The annual Cherry Blossom Festival in our nation's capital is winding down today, so I thought I would set a table in honor of this lovely tradition. I recently purchased a set of four cherry blossoms dessert plates from the Smithsonian Store, and I bought a beautiful knit scarf with a cherry blossom design from the Willard InterContinental Hotel gift shop when we were in DC for an awards dinner last April. I do not own much pink tableware, but these two items, along with some in white and light green, provided just the right amount of spring color on my table. A simple white teapot and bamboo flatware hint at the Japanese origins of this celebration. The cherry blossoms in our yard are long gone, but pretty pink Loropetalum is in bloom at the moment, so I pruned a branch and placed it in a slender clear glass vase also brought back from DC last year.
|A closer look at the cherry blossoms plate.|
|A birch candleholder surrounded by clear glass beads makes for|
a simple woodsy centerpiece, and pairs well with the cherry
blossom scarf used as a table runner.
|This simple contemporary white teapot is one of my husband's|
favorites from his extensive collection.
|Green tea will be served with the Japanese-inspired menu.|
|Instead of cherry blossoms, which have long since|
faded here, a tall branch of pink Loropetalum
flowers graces the table.
|A spring green soy sauce dispenser is flanked by white bird salt|
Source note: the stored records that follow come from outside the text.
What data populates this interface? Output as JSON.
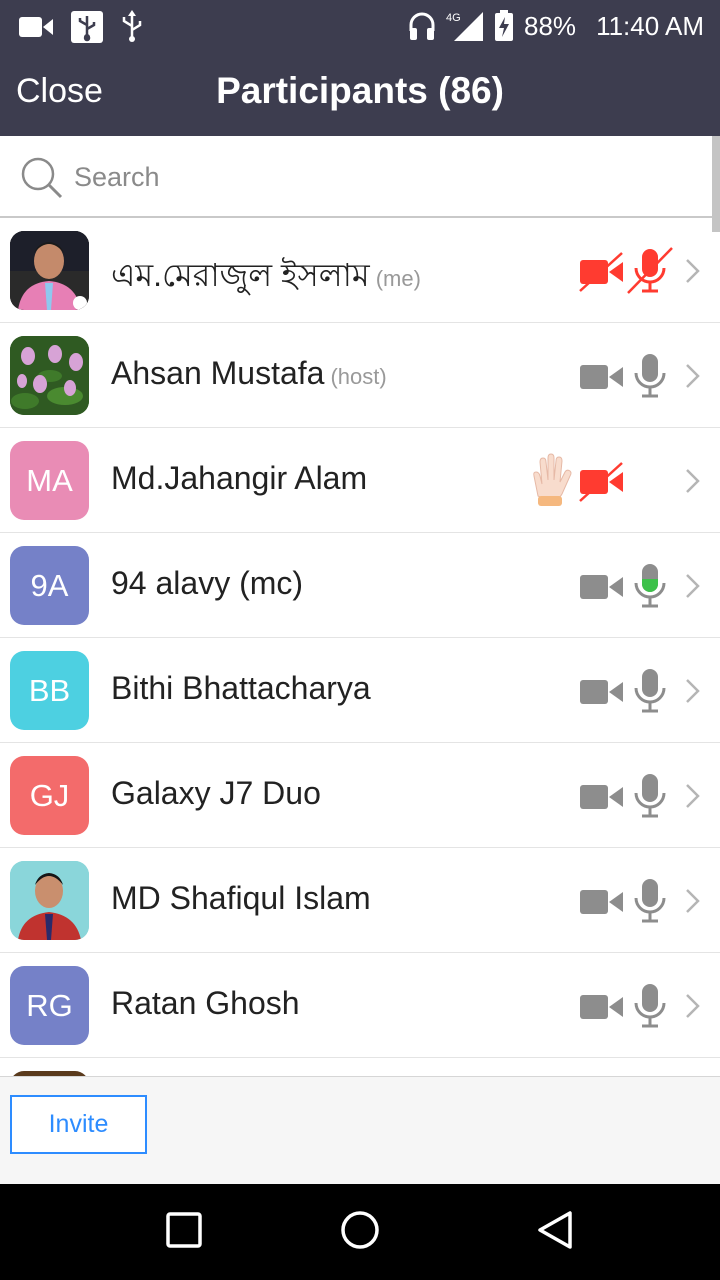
{
  "status_bar": {
    "battery": "88%",
    "time": "11:40 AM",
    "network": "4G"
  },
  "header": {
    "close_label": "Close",
    "title": "Participants (86)"
  },
  "search": {
    "placeholder": "Search"
  },
  "participants": [
    {
      "name": "এম.মেরাজুল ইসলাম",
      "tag": "(me)",
      "avatar_initials": "",
      "avatar_type": "photo-man-pink",
      "video": "off",
      "mic": "muted",
      "hand_raised": false
    },
    {
      "name": "Ahsan Mustafa",
      "tag": "(host)",
      "avatar_initials": "",
      "avatar_type": "photo-flowers",
      "video": "on",
      "mic": "on",
      "hand_raised": false
    },
    {
      "name": "Md.Jahangir Alam",
      "tag": "",
      "avatar_initials": "MA",
      "avatar_color": "#e98cb5",
      "video": "off",
      "mic": "none",
      "hand_raised": true
    },
    {
      "name": "94 alavy (mc)",
      "tag": "",
      "avatar_initials": "9A",
      "avatar_color": "#7581c8",
      "video": "on",
      "mic": "speaking",
      "hand_raised": false
    },
    {
      "name": "Bithi Bhattacharya",
      "tag": "",
      "avatar_initials": "BB",
      "avatar_color": "#4dd0e1",
      "video": "on",
      "mic": "on",
      "hand_raised": false
    },
    {
      "name": "Galaxy J7 Duo",
      "tag": "",
      "avatar_initials": "GJ",
      "avatar_color": "#f36b6b",
      "video": "on",
      "mic": "on",
      "hand_raised": false
    },
    {
      "name": "MD Shafiqul Islam",
      "tag": "",
      "avatar_initials": "",
      "avatar_type": "photo-man-red",
      "video": "on",
      "mic": "on",
      "hand_raised": false
    },
    {
      "name": "Ratan Ghosh",
      "tag": "",
      "avatar_initials": "RG",
      "avatar_color": "#7581c8",
      "video": "on",
      "mic": "on",
      "hand_raised": false
    }
  ],
  "footer": {
    "invite_label": "Invite"
  },
  "colors": {
    "header_bg": "#3d3d4f",
    "muted_red": "#ff3b30",
    "icon_gray": "#8d8d8d",
    "speaking_green": "#3dc14a",
    "accent_blue": "#2d8cff"
  },
  "icons": {
    "status": [
      "video-camera-icon",
      "usb-icon",
      "usb-tether-icon",
      "headphones-icon",
      "signal-icon",
      "battery-charging-icon"
    ],
    "nav": [
      "recent-apps-icon",
      "home-icon",
      "back-icon"
    ]
  }
}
and pepper shakers from Pier 1 (you can't have trees without
birds, right?); a larger birch candleholder sits behind them.
Since many of the cherry trees in Washington, DC, were a gift from Japan, my menu for this table includes Japanese foods (or at least my best interpretation!). Yakisoba ("fried noodles") is a popular street food in Japan which actually originated in China. It is easy to make and just about everyone loves this dish, even children. While I am not normally a fan of cucumbers, the marinade for the salad makes them palatable for me. The cake is not Japanese, of course, but does bring cherries to the table, and is a good choice to serve with tea.
DC Cherry Blossom Festival Menu:
Japanese Cucumber Salad*
*Japanese Cucumber Salad
1/3 C. rice vinegar
1 tsp. light soy sauce
1 1/2 T. sugar
1/2 tsp. sesame oil
1 English cucumber, very thinly sliced
1/2 T. toasted sesame seeds
Whisk together the first three ingredients. Soak the cucumber slices in salt water for a few minutes, then rinse and drain. Pour the marinade over the cucumber slices and let stand for at least 15 minutes. Sprinkle with the sesame seeds before serving. Serves 4.
1/3 C. soy sauce
1/3 C. rice or white wine
1 1/2 T. sugar
3 T. vegetable oil
1 onion, thinly sliced
2 bags (1 lb. each) tricolor slaw mix
1 T. minced ginger
1 lb. boneless chicken, thinly sliced (white or dark meat, or a combination)
12 oz. ramen noodles*, cooked, rinsed, and drained
2 scallions, sliced
In a small bowl, whisk together the first 3 ingredients. Heat the oil in a large skillet or wok over medium-high heat. Add the onion and cook for about 3 minutes. Stir in the slaw mix and ginger. Cook until the cabbage is softened, about 3-5 minutes. Add the chicken and cook for 3-4 minutes more. Top with the noodles and pour the sauce over. Reduce heat to medium, cover the skillet, and cook for 3-5 minutes, then remove the cover and toss everything together until well combined. Pour the mixture into a serving platter and garnish with the scallions. Serves 4.
*I used four packets (3 oz. each) of ramen noodle soup, flavor packets discarded (they are mostly salt anyway). Spaghetti or even linguine would also work.
In addition to the Cherry Preserves Cake Squares (above), more sweets are on the table in the form of toffee-like Whole Almond Candies, brought back by my husband from one of his many trips to Asia. Some of the treats he brings home from his travels are a bit odd-tasting, to say the least, but these candies are really quite good.
We may not have been able to get to DC for the Cherry Blossom Festival this year, but my table will make us feel as if we were there!